Can I add in premium processing and personally pay for it? I’m thinking about self-petitioning an EB-2 NIW green card — what’s the latest on premium processing?
— Hungry in High Tech
Your desires for security and freedom resonate with so many! Some exciting updates from the U.S. Citizenship and Immigration Services on the topics of automatic work extensions and premium processing are just in; it’s wonderful news that USCIS is committed to improving its quality of service.
They’ve been backlogged due to the pandemic, funding issues and paper-based processing, which I recently explained in my podcast on the state of immigration.

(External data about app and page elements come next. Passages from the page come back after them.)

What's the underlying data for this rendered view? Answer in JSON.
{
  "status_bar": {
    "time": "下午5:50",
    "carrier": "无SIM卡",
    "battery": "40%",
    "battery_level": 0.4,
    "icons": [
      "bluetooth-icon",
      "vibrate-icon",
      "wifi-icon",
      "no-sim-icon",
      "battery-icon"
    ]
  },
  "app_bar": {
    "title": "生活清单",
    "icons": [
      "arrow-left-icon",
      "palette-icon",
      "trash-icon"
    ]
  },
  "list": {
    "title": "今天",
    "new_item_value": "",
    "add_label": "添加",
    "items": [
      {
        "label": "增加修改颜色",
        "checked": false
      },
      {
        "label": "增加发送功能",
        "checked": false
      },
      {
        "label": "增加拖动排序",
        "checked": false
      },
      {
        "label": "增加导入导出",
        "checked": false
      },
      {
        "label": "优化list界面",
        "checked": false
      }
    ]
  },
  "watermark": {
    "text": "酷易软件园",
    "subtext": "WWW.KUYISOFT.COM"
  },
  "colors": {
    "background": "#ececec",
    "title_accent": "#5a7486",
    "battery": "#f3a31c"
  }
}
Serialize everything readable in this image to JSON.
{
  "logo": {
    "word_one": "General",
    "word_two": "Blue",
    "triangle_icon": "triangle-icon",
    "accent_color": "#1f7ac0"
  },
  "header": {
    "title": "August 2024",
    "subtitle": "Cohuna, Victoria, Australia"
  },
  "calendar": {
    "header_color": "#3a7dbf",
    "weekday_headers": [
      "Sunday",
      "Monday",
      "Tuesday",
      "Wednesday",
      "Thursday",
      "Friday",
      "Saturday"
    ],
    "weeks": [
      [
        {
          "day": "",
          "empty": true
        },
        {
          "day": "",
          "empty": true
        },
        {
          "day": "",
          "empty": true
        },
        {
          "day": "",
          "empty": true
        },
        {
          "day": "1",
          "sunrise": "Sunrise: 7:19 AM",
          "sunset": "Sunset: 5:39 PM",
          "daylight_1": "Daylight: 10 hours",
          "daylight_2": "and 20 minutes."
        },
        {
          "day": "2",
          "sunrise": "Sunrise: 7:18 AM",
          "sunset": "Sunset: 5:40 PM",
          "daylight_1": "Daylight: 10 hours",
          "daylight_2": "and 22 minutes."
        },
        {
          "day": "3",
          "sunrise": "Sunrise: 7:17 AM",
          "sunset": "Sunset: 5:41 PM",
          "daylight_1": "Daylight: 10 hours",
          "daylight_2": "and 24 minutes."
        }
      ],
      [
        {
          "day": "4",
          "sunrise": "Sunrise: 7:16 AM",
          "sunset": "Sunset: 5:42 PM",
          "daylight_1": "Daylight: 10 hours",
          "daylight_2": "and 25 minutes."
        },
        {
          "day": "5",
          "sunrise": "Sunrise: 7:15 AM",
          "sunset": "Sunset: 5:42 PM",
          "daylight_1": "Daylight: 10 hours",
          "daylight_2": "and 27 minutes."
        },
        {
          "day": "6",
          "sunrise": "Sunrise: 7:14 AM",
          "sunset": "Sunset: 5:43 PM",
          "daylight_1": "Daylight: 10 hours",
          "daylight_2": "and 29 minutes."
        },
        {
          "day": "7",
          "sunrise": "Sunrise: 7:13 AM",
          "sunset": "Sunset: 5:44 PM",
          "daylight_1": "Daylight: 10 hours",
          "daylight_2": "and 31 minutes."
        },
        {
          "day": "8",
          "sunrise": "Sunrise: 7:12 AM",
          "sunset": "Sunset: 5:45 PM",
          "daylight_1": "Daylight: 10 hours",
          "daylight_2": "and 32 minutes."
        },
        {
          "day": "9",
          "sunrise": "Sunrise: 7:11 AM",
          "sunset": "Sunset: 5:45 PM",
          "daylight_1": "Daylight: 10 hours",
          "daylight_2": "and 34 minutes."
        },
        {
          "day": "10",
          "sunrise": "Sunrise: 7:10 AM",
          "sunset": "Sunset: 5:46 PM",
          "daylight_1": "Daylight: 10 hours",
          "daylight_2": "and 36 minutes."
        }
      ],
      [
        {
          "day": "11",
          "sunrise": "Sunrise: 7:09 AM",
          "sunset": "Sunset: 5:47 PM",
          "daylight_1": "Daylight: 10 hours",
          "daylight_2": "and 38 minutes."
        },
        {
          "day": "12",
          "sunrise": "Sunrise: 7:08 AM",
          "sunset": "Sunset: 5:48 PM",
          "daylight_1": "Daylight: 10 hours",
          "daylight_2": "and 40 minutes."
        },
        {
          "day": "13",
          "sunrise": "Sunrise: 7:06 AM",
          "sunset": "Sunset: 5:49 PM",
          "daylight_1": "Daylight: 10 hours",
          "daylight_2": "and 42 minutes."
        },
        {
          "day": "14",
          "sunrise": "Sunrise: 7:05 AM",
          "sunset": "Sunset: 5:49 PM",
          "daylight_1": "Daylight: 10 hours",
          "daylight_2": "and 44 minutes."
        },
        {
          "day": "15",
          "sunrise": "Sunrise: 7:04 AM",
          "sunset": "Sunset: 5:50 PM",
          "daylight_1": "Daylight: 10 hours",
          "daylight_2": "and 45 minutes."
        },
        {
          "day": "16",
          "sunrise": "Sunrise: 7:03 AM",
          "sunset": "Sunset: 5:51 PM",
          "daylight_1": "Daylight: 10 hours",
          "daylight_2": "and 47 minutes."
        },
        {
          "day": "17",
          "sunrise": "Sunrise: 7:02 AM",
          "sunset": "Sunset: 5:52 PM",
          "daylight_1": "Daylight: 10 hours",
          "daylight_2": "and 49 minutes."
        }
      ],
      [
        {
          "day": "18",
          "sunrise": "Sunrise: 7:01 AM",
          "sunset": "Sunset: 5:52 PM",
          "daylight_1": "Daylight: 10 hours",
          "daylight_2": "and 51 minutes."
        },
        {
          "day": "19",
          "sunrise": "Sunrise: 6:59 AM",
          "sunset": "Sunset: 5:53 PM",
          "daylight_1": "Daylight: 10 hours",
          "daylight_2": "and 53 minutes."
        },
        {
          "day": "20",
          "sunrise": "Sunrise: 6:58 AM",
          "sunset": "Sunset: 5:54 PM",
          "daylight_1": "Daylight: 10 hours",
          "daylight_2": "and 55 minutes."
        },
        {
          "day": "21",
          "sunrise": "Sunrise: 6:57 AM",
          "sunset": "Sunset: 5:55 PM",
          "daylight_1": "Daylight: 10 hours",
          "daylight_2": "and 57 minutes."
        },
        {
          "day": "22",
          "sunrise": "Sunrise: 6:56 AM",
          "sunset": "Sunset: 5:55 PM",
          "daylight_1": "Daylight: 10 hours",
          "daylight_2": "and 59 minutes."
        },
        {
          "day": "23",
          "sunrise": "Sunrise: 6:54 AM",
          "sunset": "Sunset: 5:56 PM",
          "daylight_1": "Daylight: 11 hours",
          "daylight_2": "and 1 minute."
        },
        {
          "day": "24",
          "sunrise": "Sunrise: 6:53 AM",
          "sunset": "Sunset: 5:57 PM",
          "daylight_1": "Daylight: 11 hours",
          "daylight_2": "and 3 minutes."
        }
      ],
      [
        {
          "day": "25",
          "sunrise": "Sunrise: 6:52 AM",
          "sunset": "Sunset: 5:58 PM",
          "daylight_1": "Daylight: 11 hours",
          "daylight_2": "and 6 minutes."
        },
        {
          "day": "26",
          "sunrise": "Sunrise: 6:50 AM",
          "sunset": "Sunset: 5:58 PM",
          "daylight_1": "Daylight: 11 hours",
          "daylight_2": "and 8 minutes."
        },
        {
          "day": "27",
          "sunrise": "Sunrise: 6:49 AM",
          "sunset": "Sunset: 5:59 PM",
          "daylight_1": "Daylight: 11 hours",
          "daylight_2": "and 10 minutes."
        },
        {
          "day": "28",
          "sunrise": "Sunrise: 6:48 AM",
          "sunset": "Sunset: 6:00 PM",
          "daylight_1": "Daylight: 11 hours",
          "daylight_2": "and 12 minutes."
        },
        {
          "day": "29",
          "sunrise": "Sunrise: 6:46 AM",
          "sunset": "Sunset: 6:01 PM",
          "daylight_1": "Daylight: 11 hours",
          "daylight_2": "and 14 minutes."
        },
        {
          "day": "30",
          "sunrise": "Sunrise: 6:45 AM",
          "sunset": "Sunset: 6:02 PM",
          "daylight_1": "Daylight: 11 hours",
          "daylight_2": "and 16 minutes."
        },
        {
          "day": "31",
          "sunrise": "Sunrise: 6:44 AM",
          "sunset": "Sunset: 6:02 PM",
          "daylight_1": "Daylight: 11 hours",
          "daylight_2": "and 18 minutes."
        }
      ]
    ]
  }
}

The latest on Automatic Extensions of Employment Authorization
USCIS just announced the Automatic Extension of Employment Authorization and Employment Authorization Documents (EADs) for Certain Renewal Applicants, a new final temporary rule that will soon take effect to reduce backlogs and strains on the workforce.
Previously, there was a 180-day automatic EAD extension for certain categories; it will be extended up to 360 days for a total of up to 540 days, from May 4, 2022 to October 26, 2023. This announcement will benefit many categories, such as H-4, L-2 and E-1/E-2/E-3 spouses, as well as asylees and asylum-seekers, TPS holders and applicants for adjustment of status.
In this year’s H-1B lottery, which closed in March, USCIS received a record 483,927 registrations, which was a whopping 56.8% increase from 2021. Of the 85,000 H-1Bs allocated each year, 20,000 are earmarked for individuals with a master’s degree or higher from a U.S. university. USCIS reported that about 31% of all registered individuals had advanced degrees.
Unlike the annual H-1B lottery registration process, which is digital, actual H-1B petitions are still paper-based. Filing an initial H-1B petition or an extension requires submitting the application form and supporting documents in hard copy to USCIS.
For extensions, beneficiaries of H-1B petitions are automatically work authorized by the I-797 Receipt Notice for the timely-filed Form I-129 petition by the employer, up to 240 days. This is why some employers choose not to invest in premium processing for H-1B extensions.